Stack Overflow is a question and answer site for professional and enthusiast programmers. It's 100% free, no registration required.

I have within a file a bunch of codenumbers that in general are of the form, integer.integer The first integer is necessary, the second may be empty. e.g. 123.45 or 12.345 and 12 are all valid codenumbers.

I want to use sed to change each of these lines into

job{123}subjob{45}
job{12}subjob{345}
job{12}  

So far I have

sed -e 's/codenumber{\([0-9]*\)\.*\([0-9]*\)}/job{\1}subjob{\2}/g'

which results in

job{123}subjob{45}
job{12}subjob{345}
job{12}subjob{}

Is there a way for sed to realise that when the variable \2 is empty, to print a default value instead, say 0. Hence the last line of the given example would say

job{12}subjob{0}

I suppose this could be possible via two sed runs, but I am interested if it was possible with one.

share|improve this question
1  
Are leading zeros a problem (except for being redundant)? If all else fails you could just always write a 0 after your opening bracket. –  Martin Büttner Oct 21 '12 at 21:12
    
I like this, (it works too in my application) but I was looking for something that I could also generalise. –  Geoff Oct 22 '12 at 7:00
add comment

3 Answers 3

up vote 3 down vote accepted

You could simply extend your sed command to patch up empty subjob numbers:

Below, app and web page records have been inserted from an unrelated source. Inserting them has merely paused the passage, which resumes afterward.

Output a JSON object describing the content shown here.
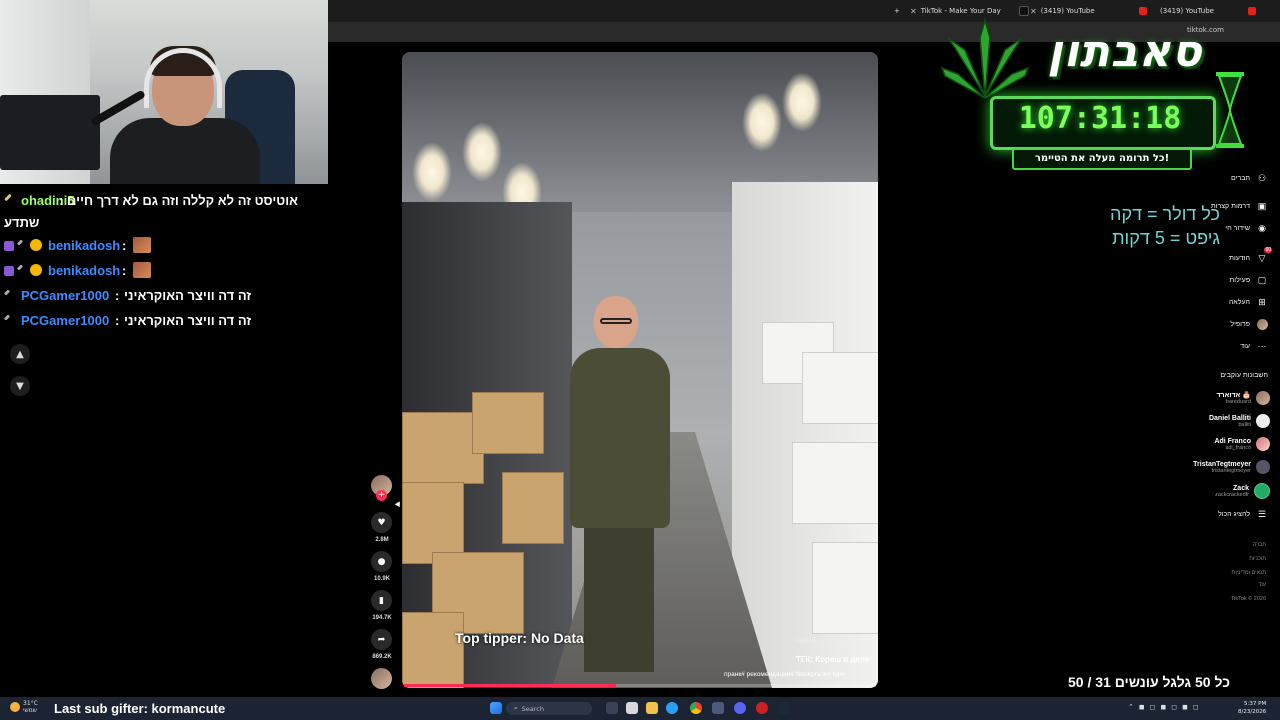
{
  "browser": {
    "tabs": [
      {
        "label": "TikTok - Make Your Day"
      },
      {
        "label": "(3419) YouTube"
      },
      {
        "label": "(3419) YouTube"
      }
    ],
    "url": "tiktok.com"
  },
  "chat": {
    "messages": [
      {
        "user": "ohadini5",
        "separator": ":",
        "text": "אוטיסט זה לא קללה וזה גם לא דרך חיים",
        "text_cont": "שתדע",
        "user_color": "#9cff6a"
      },
      {
        "user": "benikadosh",
        "separator": ":",
        "text": "",
        "user_color": "#3d8bff"
      },
      {
        "user": "benikadosh",
        "separator": ":",
        "text": "",
        "user_color": "#3d8bff"
      },
      {
        "user": "PCGamer1000",
        "separator": ":",
        "text": "זה דה וויצר האוקראיני",
        "user_color": "#3d8bff"
      },
      {
        "user": "PCGamer1000",
        "separator": ":",
        "text": "זה דה וויצר האוקראיני",
        "user_color": "#3d8bff"
      }
    ],
    "scroll_up": "▲",
    "scroll_down": "▼"
  },
  "video": {
    "progress": 0.45,
    "capcut": "CapCut · נישום העריכה",
    "title": "ТГК: Кореш в деле",
    "hashtags": "пранк# рекомендации# tiktokprank# fyp#"
  },
  "actions": {
    "likes": "2.8M",
    "comments": "10.9K",
    "saves": "194.7K",
    "shares": "869.2K"
  },
  "sidebar": {
    "nav": [
      {
        "label": "חברים",
        "icon": "friends-icon"
      },
      {
        "label": "דרמות קצרות",
        "icon": "drama-icon"
      },
      {
        "label": "שידור חי",
        "icon": "live-icon"
      },
      {
        "label": "הודעות",
        "icon": "messages-icon",
        "badge": "60"
      },
      {
        "label": "פעילות",
        "icon": "activity-icon"
      },
      {
        "label": "העלאה",
        "icon": "upload-icon"
      },
      {
        "label": "פרופיל",
        "icon": "profile-icon"
      },
      {
        "label": "עוד",
        "icon": "more-icon"
      }
    ],
    "following_title": "חשבונות עוקבים",
    "accounts": [
      {
        "name": "אדוארד 🎂",
        "handle": "bareduard"
      },
      {
        "name": "Daniel Balliti",
        "handle": "balliti"
      },
      {
        "name": "Adi Franco",
        "handle": "adi_franco"
      },
      {
        "name": "TristanTegtmeyer",
        "handle": "tristantegtmeyer"
      },
      {
        "name": "Zack",
        "handle": "zackcrackedfr"
      }
    ],
    "show_all": "להציג הכול",
    "footer": [
      "חברה",
      "תוכניות",
      "תנאים ומדיניות",
      "עוד",
      "TikTok © 2026"
    ]
  },
  "subathon": {
    "logo": "סאבתון",
    "timer": "107:31:18",
    "subtitle": "כל תרומה מעלה את הטיימר!",
    "rule1": "כל דולר = דקה",
    "rule2": "גיפט = 5 דקות"
  },
  "overlay": {
    "top_tipper": "Top tipper: No Data",
    "goal": "כל 50 גלגל עונשים 31 / 50",
    "last_sub": "Last sub gifter: kormancute"
  },
  "taskbar": {
    "weather_temp": "31°C",
    "weather_desc": "שמשי",
    "search": "Search",
    "time": "5:37 PM",
    "date": "8/23/2026"
  },
  "colors": {
    "tiktok_red": "#fe2c55",
    "timer_green": "#7bff5a",
    "rule_cyan": "#6fd6d6"
  }
}
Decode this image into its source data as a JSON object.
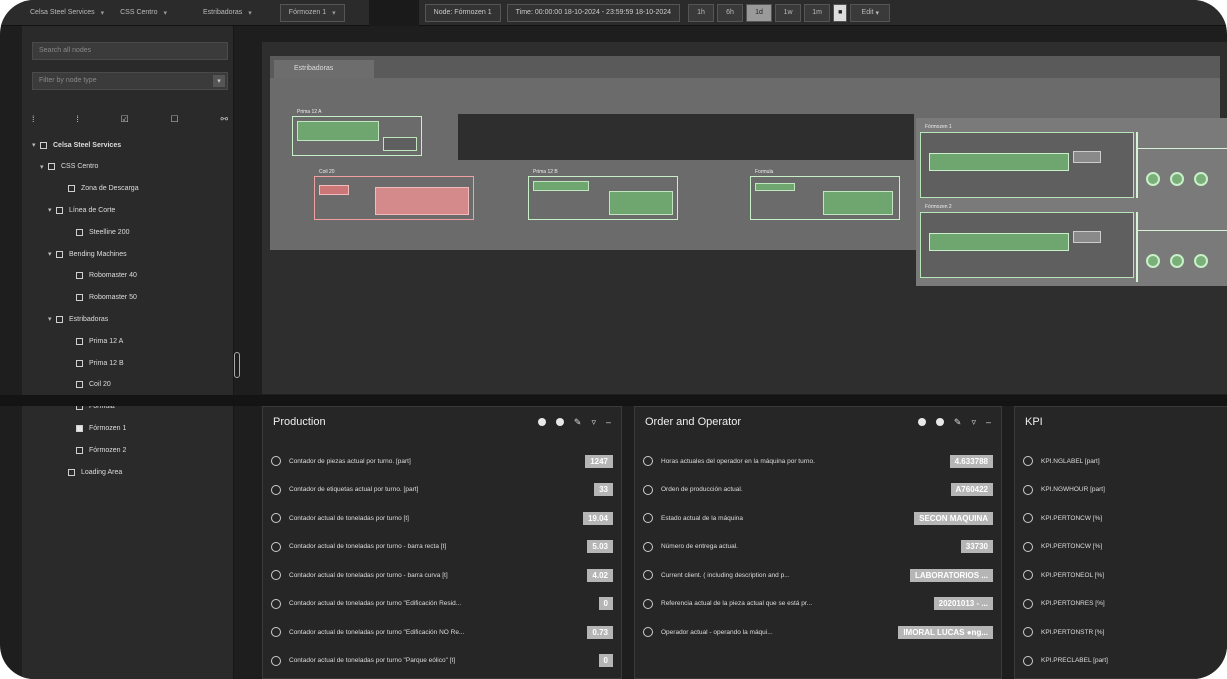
{
  "topbar": {
    "crumbs": [
      "Celsa Steel Services",
      "CSS Centro",
      "Estribadoras",
      "Fórmozen 1"
    ],
    "node_field": "Node: Fórmozen 1",
    "time_field": "Time: 00:00:00 18-10-2024 - 23:59:59 18-10-2024",
    "range_buttons": [
      "1h",
      "6h",
      "1d",
      "1w",
      "1m"
    ],
    "mode_label": "Edit"
  },
  "sidebar": {
    "search_placeholder": "Search all nodes",
    "filter_placeholder": "Filter by node type",
    "tree": [
      {
        "label": "Celsa Steel Services",
        "level": 0,
        "toggle": "▾",
        "checked": false
      },
      {
        "label": "CSS Centro",
        "level": 1,
        "toggle": "▾",
        "checked": false
      },
      {
        "label": "Zona de Descarga",
        "level": 2,
        "toggle": "",
        "checked": false
      },
      {
        "label": "Línea de Corte",
        "level": 1,
        "toggle": "▾",
        "checked": false,
        "indent": 2
      },
      {
        "label": "Steelline 200",
        "level": 3,
        "toggle": "",
        "checked": false
      },
      {
        "label": "Bending Machines",
        "level": 1,
        "toggle": "▾",
        "checked": false,
        "indent": 2
      },
      {
        "label": "Robomaster 40",
        "level": 3,
        "toggle": "",
        "checked": false
      },
      {
        "label": "Robomaster 50",
        "level": 3,
        "toggle": "",
        "checked": false
      },
      {
        "label": "Estribadoras",
        "level": 1,
        "toggle": "▾",
        "checked": false,
        "indent": 2
      },
      {
        "label": "Prima 12 A",
        "level": 3,
        "toggle": "",
        "checked": false
      },
      {
        "label": "Prima 12 B",
        "level": 3,
        "toggle": "",
        "checked": false
      },
      {
        "label": "Coil 20",
        "level": 3,
        "toggle": "",
        "checked": false
      },
      {
        "label": "Formula",
        "level": 3,
        "toggle": "",
        "checked": false
      },
      {
        "label": "Fórmozen 1",
        "level": 3,
        "toggle": "",
        "checked": true
      },
      {
        "label": "Fórmozen 2",
        "level": 3,
        "toggle": "",
        "checked": false
      },
      {
        "label": "Loading Area",
        "level": 2,
        "toggle": "",
        "checked": false
      }
    ]
  },
  "canvas": {
    "tab_label": "Estribadoras",
    "machines": [
      "Prima 12 A",
      "Coil 20",
      "Prima 12 B",
      "Formula",
      "Fórmozen 1",
      "Fórmozen 2"
    ]
  },
  "production": {
    "title": "Production",
    "rows": [
      {
        "label": "Contador de piezas actual por turno. [part]",
        "value": "1247"
      },
      {
        "label": "Contador de etiquetas actual por turno. [part]",
        "value": "33"
      },
      {
        "label": "Contador actual de toneladas por turno [t]",
        "value": "19.04"
      },
      {
        "label": "Contador actual de toneladas por turno - barra recta [t]",
        "value": "5.03"
      },
      {
        "label": "Contador actual de toneladas por turno - barra curva [t]",
        "value": "4.02"
      },
      {
        "label": "Contador actual de toneladas por turno \"Edificación Resid...",
        "value": "0"
      },
      {
        "label": "Contador actual de toneladas por turno \"Edificación NO Re...",
        "value": "0.73"
      },
      {
        "label": "Contador actual de toneladas por turno \"Parque eólico\" [t]",
        "value": "0"
      }
    ]
  },
  "order": {
    "title": "Order and Operator",
    "rows": [
      {
        "label": "Horas actuales del operador en la máquina por turno.",
        "value": "4.633788"
      },
      {
        "label": "Orden de producción actual.",
        "value": "A760422"
      },
      {
        "label": "Estado actual de la máquina",
        "value": "SECON MAQUINA"
      },
      {
        "label": "Número de entrega actual.",
        "value": "33730"
      },
      {
        "label": "Current client. ( including description and p...",
        "value": "LABORATORIOS ..."
      },
      {
        "label": "Referencia actual de la pieza actual que se está pr...",
        "value": "20201013 - ..."
      },
      {
        "label": "Operador actual - operando la máqui...",
        "value": "IMORAL LUCAS ●ng..."
      }
    ]
  },
  "kpi": {
    "title": "KPI",
    "rows": [
      {
        "label": "KPI.NGLABEL [part]"
      },
      {
        "label": "KPI.NGWHOUR [part]"
      },
      {
        "label": "KPI.PERTONCW [%]"
      },
      {
        "label": "KPI.PERTONCW [%]"
      },
      {
        "label": "KPI.PERTONEOL [%]"
      },
      {
        "label": "KPI.PERTONRES [%]"
      },
      {
        "label": "KPI.PERTONSTR [%]"
      },
      {
        "label": "KPI.PRECLABEL [part]"
      }
    ]
  }
}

sed -e 's/codenumber{\([0-9]*\)\.*\([0-9]*\)}/job{\1}subjob{\2}/g' \
    -e 's/subjob{}/subjob{0}/g'
share|improve this answer
add comment

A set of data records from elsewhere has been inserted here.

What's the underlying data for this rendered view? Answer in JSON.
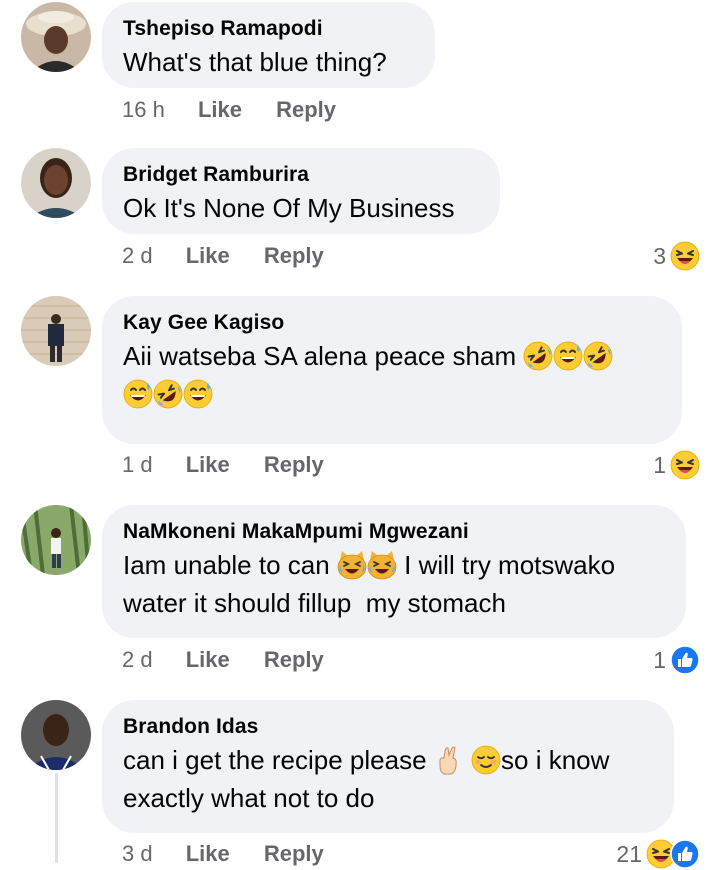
{
  "comments": [
    {
      "author": "Tshepiso Ramapodi",
      "text": "What's that blue thing?",
      "time": "16 h",
      "like": "Like",
      "reply": "Reply",
      "reaction_count": ""
    },
    {
      "author": "Bridget Ramburira",
      "text": "Ok It's None Of My Business",
      "time": "2 d",
      "like": "Like",
      "reply": "Reply",
      "reaction_count": "3"
    },
    {
      "author": "Kay Gee Kagiso",
      "text_line1": "Aii watseba SA alena peace sham",
      "time": "1 d",
      "like": "Like",
      "reply": "Reply",
      "reaction_count": "1"
    },
    {
      "author": "NaMkoneni MakaMpumi Mgwezani",
      "text_a": "Iam unable to can",
      "text_b": "I will try motswako",
      "text_line2": "water it should fillup  my stomach",
      "time": "2 d",
      "like": "Like",
      "reply": "Reply",
      "reaction_count": "1"
    },
    {
      "author": "Brandon Idas",
      "text_a": "can i get the recipe please",
      "text_b": "so i know",
      "text_line2": "exactly what not to do",
      "time": "3 d",
      "like": "Like",
      "reply": "Reply",
      "reaction_count": "21"
    }
  ],
  "icons": {
    "laugh": "laughing-emoji-icon",
    "sweat": "grinning-sweat-emoji-icon",
    "rofl": "rolling-laughing-emoji-icon",
    "cat": "cat-tears-of-joy-emoji-icon",
    "fingers": "crossed-fingers-emoji-icon",
    "relieved": "relieved-face-emoji-icon",
    "like": "like-reaction-icon"
  },
  "colors": {
    "bubble": "#f0f2f5",
    "meta": "#65676b",
    "like_blue": "#1877f2",
    "emoji_yellow": "#ffcc33"
  }
}
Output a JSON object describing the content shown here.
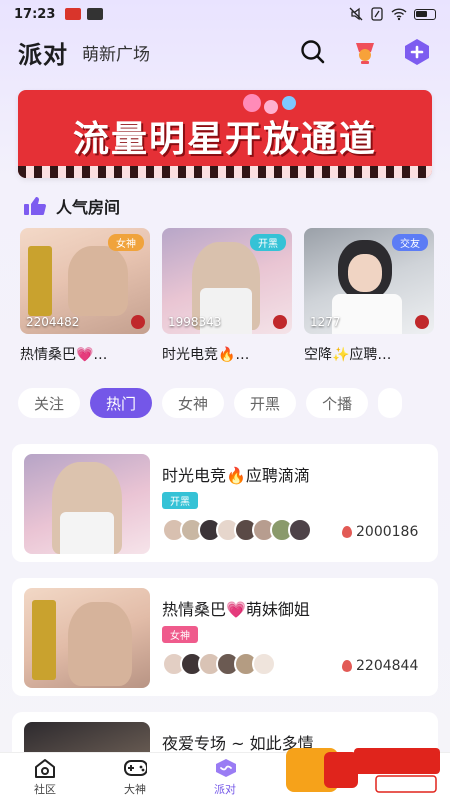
{
  "status_bar": {
    "time": "17:23"
  },
  "header": {
    "title": "派对",
    "subtitle": "萌新广场"
  },
  "banner": {
    "text": "流量明星开放通道"
  },
  "popular": {
    "title": "人气房间",
    "rooms": [
      {
        "tag": "女神",
        "count": "2204482",
        "name": "热情桑巴💗…"
      },
      {
        "tag": "开黑",
        "count": "1998343",
        "name": "时光电竞🔥…"
      },
      {
        "tag": "交友",
        "count": "1277",
        "name": "空降✨应聘…"
      }
    ]
  },
  "tabs": [
    "关注",
    "热门",
    "女神",
    "开黑",
    "个播"
  ],
  "active_tab": "热门",
  "feed": [
    {
      "name": "时光电竞🔥应聘滴滴",
      "tag": "开黑",
      "count": "2000186"
    },
    {
      "name": "热情桑巴💗萌妹御姐",
      "tag": "女神",
      "count": "2204844"
    },
    {
      "name": "夜爱专场 ~ 如此多情",
      "tag": "",
      "count": ""
    }
  ],
  "nav": [
    {
      "label": "社区",
      "icon": "home-icon"
    },
    {
      "label": "大神",
      "icon": "gamepad-icon"
    },
    {
      "label": "派对",
      "icon": "party-icon"
    }
  ],
  "colors": {
    "accent": "#7457e8",
    "banner_red": "#e53036",
    "tag_cyan": "#35c2d6",
    "tag_pink": "#ef5b8c",
    "tag_blue": "#5c7cf5"
  }
}
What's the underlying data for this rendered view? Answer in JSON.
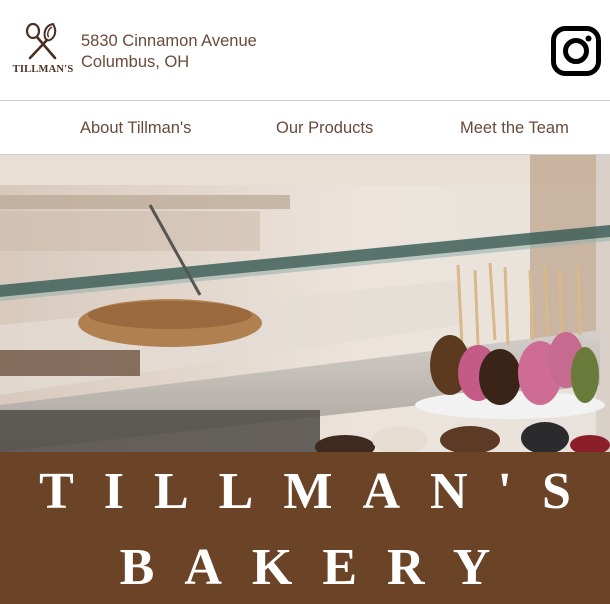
{
  "brand": {
    "logo_text": "TILLMAN'S",
    "icon": "crossed-whisk-spoon-icon"
  },
  "address": {
    "line1": "5830 Cinnamon Avenue",
    "line2": "Columbus, OH"
  },
  "social": {
    "icon": "instagram-icon"
  },
  "nav": {
    "items": [
      {
        "label": "About Tillman's"
      },
      {
        "label": "Our Products"
      },
      {
        "label": "Meet the Team"
      }
    ]
  },
  "banner": {
    "line1": "TILLMAN'S",
    "line2": "BAKERY"
  },
  "colors": {
    "banner_bg": "#6b4427",
    "text_brown": "#6a4a3a"
  }
}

I don't think this is possible in sed. But indeed you can do two sed runs (they're really fast so it shouldn't be a problem), the second being

sed -e 's/subjob\{\}//g'
share|improve this answer
    
It can definitely be done in a single sed run; there are many possible ways to achieve it. –  Jonathan Leffler Oct 22 '12 at 0:44
add comment

This might work for you (GNU sed):

sed 's/codenumber/job/;s/\./}subjob{/;/subjob/!s/$/subjob{0}/' file
share|improve this answer
add comment

Your Answer

 
discard

By posting your answer, you agree to the privacy policy and terms of service.

Not the answer you're looking for? Browse other questions tagged or ask your own question.